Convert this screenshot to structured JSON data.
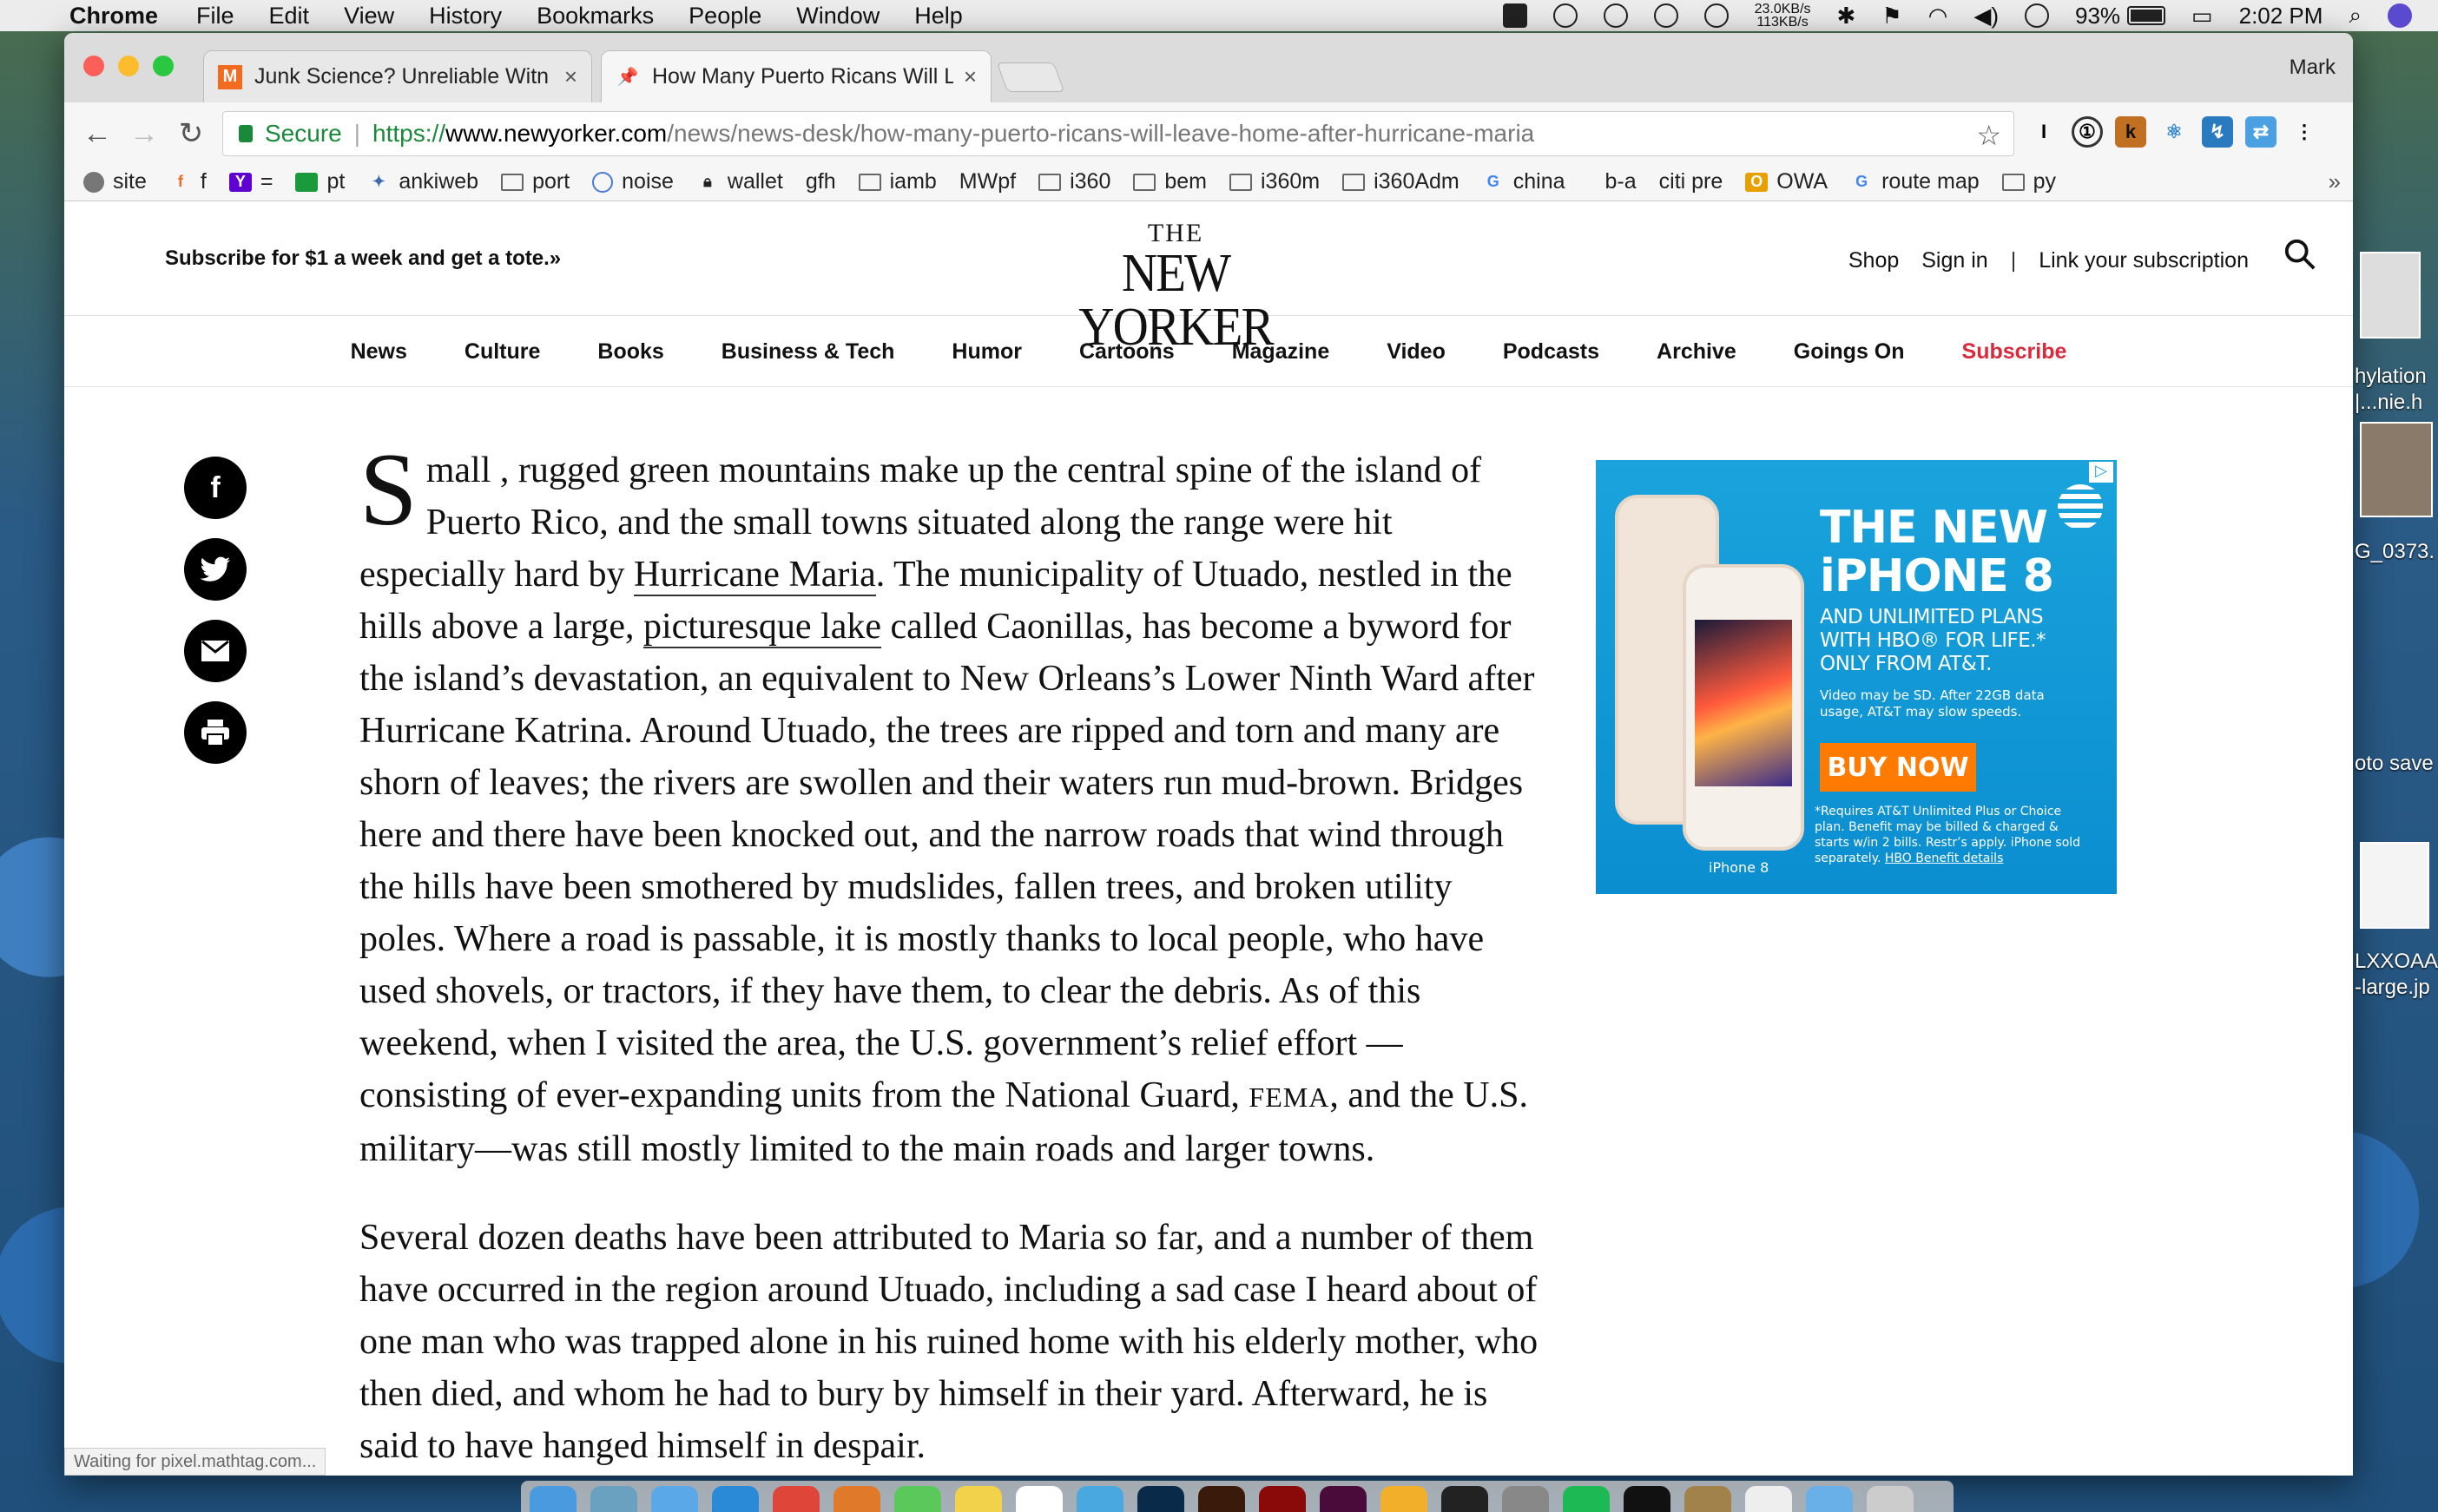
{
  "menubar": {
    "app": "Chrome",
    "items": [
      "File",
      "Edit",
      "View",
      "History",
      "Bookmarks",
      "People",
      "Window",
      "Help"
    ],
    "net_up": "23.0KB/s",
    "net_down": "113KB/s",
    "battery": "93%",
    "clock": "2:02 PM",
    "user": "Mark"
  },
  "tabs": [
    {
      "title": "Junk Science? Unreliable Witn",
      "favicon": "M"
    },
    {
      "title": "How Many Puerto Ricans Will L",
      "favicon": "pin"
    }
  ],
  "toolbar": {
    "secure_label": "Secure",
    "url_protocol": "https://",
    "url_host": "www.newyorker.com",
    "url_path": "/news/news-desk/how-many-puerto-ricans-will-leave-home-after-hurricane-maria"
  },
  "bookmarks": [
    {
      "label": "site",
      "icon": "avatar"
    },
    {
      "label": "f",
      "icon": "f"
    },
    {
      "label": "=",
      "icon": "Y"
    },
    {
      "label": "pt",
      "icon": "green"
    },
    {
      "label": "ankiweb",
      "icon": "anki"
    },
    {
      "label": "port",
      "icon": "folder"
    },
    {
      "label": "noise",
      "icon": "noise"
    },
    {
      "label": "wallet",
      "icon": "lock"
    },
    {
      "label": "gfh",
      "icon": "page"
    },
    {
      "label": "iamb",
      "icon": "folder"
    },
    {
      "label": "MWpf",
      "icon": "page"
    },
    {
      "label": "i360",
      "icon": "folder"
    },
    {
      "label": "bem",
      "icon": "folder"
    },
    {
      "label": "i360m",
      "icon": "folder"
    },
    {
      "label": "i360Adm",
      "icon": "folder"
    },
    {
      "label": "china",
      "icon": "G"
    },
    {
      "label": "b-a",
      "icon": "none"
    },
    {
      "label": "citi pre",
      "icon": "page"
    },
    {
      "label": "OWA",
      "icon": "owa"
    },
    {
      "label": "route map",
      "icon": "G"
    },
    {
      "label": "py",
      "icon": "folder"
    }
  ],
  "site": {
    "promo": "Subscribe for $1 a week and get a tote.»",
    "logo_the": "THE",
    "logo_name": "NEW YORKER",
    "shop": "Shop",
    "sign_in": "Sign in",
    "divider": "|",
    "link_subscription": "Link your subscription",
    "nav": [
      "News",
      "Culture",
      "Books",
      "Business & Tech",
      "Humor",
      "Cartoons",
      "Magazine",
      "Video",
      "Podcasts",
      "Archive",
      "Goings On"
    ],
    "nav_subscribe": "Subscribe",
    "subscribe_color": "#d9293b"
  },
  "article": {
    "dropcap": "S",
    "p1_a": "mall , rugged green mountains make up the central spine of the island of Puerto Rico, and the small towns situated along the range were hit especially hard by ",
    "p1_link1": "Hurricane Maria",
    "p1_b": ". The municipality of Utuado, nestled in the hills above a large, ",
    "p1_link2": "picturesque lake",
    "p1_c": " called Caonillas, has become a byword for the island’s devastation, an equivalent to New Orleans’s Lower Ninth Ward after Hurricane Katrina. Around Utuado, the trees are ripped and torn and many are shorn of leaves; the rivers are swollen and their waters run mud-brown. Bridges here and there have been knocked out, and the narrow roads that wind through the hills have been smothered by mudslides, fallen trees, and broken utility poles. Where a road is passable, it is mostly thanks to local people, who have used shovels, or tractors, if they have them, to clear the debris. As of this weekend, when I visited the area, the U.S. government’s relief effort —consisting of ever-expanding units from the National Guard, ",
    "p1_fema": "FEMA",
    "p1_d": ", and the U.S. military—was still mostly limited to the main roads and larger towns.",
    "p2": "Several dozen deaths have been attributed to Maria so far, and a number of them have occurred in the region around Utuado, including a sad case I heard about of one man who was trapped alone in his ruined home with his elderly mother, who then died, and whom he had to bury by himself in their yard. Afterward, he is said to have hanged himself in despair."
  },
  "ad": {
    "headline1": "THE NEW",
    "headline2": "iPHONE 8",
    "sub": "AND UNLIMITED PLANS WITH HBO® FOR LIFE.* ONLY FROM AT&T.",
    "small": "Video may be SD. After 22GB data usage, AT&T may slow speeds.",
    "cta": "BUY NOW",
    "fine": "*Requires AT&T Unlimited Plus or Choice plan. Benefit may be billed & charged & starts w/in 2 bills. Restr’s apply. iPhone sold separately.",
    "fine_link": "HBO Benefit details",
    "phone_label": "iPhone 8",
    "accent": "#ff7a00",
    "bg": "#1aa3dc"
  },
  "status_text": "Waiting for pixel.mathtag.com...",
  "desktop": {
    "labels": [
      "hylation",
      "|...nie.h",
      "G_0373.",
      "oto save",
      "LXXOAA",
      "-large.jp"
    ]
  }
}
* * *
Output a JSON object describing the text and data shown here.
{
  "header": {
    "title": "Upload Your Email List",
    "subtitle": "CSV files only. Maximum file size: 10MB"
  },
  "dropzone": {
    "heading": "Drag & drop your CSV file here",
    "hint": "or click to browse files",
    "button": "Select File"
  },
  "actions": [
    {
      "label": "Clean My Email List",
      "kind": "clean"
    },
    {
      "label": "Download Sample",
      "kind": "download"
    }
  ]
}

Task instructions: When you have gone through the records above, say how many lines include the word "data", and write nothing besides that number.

Answer: 3